(Beginning of Data section)

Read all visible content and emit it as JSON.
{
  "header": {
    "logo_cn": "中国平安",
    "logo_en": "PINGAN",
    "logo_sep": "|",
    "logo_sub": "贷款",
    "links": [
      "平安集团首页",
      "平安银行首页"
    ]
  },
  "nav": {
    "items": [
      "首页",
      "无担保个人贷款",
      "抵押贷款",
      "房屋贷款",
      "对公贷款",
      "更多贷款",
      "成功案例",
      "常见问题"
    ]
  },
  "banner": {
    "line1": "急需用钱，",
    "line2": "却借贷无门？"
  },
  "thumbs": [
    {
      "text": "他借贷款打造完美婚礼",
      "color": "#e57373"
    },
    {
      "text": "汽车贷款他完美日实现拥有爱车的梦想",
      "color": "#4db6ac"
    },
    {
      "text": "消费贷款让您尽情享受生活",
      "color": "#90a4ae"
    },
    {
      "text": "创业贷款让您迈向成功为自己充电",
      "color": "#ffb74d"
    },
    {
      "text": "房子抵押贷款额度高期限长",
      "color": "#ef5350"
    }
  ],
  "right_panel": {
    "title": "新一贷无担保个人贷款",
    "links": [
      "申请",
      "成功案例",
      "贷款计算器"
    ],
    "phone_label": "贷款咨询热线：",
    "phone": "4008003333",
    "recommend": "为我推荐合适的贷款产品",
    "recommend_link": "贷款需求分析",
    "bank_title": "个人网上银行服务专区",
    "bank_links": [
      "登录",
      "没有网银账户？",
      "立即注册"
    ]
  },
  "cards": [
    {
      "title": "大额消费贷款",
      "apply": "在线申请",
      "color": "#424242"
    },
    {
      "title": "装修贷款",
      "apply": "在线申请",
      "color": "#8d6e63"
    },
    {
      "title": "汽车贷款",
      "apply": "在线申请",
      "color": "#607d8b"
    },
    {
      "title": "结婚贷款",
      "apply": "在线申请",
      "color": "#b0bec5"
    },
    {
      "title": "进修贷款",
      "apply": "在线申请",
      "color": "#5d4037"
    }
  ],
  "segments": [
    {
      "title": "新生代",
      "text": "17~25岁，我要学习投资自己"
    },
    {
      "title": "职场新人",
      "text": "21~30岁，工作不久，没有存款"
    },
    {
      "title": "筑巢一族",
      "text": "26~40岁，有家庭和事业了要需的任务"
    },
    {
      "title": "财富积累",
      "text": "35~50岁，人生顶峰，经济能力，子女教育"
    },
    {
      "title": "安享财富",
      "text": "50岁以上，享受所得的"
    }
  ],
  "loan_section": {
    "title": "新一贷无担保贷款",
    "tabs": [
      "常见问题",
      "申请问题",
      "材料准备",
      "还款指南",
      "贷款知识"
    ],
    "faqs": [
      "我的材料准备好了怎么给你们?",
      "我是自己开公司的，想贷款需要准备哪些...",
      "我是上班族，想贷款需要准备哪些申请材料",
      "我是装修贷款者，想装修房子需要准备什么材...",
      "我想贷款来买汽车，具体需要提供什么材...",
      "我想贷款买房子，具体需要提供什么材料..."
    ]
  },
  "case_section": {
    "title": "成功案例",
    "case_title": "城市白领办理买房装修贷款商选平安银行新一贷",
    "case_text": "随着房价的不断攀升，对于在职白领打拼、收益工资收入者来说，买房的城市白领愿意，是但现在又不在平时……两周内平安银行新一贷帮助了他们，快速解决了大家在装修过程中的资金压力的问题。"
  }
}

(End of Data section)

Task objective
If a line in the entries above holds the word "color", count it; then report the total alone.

Output of the task
10